== Segment start ==
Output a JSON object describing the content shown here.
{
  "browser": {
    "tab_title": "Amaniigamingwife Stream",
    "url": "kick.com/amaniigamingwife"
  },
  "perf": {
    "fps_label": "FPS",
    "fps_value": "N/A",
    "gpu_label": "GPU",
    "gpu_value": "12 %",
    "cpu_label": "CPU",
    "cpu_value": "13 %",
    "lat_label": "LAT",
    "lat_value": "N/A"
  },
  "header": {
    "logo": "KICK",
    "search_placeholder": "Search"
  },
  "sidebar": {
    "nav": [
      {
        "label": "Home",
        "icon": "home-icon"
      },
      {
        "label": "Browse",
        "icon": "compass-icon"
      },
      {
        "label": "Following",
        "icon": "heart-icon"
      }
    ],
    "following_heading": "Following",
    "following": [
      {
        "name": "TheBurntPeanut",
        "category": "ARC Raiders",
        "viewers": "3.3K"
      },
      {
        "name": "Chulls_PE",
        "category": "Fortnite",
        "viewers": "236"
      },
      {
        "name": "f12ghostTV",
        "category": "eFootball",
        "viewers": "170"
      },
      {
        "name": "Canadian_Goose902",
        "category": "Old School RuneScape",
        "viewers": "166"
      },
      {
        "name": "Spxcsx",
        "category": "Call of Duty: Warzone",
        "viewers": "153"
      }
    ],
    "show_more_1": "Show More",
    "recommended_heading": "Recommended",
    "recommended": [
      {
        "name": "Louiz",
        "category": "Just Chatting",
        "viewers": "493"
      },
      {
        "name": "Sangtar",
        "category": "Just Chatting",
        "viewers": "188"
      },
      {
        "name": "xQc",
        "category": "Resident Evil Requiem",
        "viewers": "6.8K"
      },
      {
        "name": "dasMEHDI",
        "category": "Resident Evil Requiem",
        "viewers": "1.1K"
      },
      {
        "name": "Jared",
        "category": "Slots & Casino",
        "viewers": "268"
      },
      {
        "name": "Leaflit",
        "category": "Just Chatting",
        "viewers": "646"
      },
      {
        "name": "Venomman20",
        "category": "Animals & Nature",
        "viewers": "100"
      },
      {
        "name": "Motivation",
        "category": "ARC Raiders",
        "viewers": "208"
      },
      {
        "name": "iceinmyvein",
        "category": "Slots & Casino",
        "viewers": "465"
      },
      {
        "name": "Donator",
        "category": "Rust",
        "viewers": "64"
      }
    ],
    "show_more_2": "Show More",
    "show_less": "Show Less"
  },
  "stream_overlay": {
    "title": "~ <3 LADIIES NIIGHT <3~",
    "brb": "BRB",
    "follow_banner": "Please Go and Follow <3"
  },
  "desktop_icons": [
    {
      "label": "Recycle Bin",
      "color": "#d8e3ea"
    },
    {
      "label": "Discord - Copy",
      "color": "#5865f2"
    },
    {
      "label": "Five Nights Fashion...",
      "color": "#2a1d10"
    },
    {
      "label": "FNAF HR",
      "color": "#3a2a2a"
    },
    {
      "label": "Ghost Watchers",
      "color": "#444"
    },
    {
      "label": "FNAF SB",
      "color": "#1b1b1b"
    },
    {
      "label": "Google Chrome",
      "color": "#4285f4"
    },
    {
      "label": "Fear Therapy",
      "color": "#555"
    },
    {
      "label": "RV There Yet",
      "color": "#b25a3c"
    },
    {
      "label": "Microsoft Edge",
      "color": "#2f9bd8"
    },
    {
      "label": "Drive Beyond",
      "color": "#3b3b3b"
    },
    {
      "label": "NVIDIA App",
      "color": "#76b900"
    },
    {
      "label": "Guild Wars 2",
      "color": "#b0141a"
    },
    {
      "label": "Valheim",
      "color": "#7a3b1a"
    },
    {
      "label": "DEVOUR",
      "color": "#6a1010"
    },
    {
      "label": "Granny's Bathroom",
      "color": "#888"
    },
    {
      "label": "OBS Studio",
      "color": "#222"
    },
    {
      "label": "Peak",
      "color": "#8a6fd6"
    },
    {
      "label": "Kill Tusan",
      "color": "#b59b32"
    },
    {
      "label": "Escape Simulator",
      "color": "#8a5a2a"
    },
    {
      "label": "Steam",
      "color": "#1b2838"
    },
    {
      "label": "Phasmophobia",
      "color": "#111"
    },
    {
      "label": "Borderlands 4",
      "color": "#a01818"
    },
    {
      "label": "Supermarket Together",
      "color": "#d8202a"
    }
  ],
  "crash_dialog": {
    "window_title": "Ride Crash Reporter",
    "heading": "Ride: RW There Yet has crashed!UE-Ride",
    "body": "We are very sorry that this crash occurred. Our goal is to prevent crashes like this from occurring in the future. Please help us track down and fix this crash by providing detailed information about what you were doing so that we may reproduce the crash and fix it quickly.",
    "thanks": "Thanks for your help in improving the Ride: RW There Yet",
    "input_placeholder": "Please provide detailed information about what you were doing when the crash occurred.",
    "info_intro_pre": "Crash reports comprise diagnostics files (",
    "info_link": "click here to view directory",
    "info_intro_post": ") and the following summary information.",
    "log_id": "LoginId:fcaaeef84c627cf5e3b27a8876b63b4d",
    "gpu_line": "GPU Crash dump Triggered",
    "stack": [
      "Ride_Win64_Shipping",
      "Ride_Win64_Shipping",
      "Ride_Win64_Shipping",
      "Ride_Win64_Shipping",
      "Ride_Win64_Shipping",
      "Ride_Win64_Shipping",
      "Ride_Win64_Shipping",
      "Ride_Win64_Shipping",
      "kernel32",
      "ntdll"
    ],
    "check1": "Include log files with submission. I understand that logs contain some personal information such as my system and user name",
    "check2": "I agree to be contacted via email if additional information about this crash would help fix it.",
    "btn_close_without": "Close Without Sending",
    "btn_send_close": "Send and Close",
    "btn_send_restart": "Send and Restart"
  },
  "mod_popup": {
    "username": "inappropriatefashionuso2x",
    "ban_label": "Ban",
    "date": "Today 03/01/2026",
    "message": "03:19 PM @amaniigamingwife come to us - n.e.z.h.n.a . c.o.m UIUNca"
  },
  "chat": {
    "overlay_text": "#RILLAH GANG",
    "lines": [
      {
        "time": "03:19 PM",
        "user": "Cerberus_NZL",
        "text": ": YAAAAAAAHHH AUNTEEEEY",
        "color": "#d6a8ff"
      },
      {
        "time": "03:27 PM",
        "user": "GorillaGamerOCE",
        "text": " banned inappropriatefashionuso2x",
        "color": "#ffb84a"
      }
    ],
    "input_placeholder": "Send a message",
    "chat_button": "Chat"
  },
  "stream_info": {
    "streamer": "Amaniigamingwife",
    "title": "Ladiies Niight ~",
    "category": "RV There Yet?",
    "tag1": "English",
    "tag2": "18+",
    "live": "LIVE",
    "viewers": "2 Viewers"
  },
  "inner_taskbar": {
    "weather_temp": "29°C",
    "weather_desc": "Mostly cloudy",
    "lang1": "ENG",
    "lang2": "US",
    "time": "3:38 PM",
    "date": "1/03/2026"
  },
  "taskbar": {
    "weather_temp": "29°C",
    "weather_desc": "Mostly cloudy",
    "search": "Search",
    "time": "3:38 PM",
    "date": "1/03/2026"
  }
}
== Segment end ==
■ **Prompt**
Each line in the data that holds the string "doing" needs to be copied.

■ **Result of this task**
    "body": "We are very sorry that this crash occurred. Our goal is to prevent crashes like this from occurring in the future. Please help us track down and fix this crash by providing detailed information about what you were doing so that we may reproduce the crash and fix it quickly.",
    "input_placeholder": "Please provide detailed information about what you were doing when the crash occurred.",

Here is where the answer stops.